• **Exercise instructions**
For each line of the data that includes the word "legend", copy the line.

++++

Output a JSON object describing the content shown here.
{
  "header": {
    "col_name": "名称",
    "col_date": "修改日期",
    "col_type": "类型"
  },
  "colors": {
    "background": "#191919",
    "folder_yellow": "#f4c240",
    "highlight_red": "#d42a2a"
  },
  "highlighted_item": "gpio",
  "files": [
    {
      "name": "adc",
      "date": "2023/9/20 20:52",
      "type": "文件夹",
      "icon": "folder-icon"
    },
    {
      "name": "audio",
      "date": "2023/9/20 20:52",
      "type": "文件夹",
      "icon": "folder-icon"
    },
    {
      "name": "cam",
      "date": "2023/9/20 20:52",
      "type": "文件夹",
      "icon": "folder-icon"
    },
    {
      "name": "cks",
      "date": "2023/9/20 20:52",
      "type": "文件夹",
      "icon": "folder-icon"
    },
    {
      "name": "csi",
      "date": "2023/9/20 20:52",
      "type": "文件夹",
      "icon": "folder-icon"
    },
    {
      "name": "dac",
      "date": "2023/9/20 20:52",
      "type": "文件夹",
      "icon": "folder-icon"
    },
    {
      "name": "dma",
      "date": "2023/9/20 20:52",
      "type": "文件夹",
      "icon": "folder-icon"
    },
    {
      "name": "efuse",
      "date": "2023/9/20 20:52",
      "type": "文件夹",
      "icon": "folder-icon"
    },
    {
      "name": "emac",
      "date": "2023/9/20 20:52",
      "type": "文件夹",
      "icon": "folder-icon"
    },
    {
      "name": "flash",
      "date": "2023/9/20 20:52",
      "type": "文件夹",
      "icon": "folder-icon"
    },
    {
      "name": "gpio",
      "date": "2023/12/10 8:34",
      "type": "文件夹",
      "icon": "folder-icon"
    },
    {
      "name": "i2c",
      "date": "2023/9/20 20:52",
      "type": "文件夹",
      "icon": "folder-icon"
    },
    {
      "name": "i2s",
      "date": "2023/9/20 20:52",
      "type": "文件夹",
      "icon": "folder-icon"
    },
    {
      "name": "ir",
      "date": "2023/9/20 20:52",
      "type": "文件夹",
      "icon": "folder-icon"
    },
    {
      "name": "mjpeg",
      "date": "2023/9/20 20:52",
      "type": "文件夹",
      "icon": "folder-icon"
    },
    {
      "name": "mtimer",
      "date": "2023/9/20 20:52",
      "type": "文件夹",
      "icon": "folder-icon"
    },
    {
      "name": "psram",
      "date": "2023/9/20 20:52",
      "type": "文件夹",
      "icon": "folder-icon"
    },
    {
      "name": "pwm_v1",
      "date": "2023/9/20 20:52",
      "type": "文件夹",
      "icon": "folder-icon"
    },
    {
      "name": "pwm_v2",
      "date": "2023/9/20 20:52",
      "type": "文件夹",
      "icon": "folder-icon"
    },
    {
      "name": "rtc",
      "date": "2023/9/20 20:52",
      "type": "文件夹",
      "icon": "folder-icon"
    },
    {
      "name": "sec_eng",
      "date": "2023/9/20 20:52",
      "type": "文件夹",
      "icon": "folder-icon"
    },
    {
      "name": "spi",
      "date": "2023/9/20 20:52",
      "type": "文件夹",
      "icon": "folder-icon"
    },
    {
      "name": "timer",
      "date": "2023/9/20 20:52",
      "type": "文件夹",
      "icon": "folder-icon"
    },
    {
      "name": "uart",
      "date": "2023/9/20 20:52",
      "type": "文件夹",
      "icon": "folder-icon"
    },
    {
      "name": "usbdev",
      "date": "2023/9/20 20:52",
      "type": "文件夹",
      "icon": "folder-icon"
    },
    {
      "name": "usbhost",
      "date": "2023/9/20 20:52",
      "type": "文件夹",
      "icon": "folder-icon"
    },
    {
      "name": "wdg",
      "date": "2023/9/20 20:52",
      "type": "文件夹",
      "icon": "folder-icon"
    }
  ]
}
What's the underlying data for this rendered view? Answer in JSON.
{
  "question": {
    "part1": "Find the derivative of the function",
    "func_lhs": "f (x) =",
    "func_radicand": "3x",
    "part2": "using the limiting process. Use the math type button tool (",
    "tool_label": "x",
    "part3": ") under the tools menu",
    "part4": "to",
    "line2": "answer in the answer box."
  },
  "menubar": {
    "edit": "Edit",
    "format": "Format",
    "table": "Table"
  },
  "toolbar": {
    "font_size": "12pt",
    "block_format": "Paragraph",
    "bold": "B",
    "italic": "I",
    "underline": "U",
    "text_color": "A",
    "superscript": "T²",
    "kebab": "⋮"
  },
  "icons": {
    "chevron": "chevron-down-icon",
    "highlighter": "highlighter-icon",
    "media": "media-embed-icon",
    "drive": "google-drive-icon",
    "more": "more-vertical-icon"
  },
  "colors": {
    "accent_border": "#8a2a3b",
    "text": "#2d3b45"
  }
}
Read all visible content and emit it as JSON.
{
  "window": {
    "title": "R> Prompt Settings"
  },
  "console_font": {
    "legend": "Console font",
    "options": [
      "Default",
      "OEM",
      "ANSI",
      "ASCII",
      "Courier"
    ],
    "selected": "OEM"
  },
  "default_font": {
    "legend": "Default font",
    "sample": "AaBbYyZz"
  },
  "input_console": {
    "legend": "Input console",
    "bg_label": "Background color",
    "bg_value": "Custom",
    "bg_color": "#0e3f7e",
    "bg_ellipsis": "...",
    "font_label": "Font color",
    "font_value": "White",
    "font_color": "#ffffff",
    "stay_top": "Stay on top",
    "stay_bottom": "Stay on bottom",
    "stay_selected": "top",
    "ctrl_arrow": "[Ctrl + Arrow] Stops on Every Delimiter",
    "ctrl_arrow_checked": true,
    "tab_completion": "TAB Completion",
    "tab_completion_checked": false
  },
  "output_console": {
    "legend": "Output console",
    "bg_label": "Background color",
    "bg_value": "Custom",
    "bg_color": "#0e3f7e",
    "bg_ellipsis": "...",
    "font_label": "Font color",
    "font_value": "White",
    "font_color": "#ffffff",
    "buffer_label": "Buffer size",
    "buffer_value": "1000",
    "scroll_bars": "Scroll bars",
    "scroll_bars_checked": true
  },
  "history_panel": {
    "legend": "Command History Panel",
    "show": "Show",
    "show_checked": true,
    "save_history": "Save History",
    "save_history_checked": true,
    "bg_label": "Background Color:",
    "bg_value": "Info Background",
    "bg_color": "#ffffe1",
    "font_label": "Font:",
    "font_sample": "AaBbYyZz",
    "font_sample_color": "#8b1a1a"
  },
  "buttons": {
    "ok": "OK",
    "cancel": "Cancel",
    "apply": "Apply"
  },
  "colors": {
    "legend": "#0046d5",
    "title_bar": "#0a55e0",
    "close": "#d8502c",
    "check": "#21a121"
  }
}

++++

• **Task response**
    "legend": "Console font",
    "legend": "Default font",
    "legend": "Input console",
    "legend": "Output console",
    "legend": "Command History Panel",
    "legend": "#0046d5",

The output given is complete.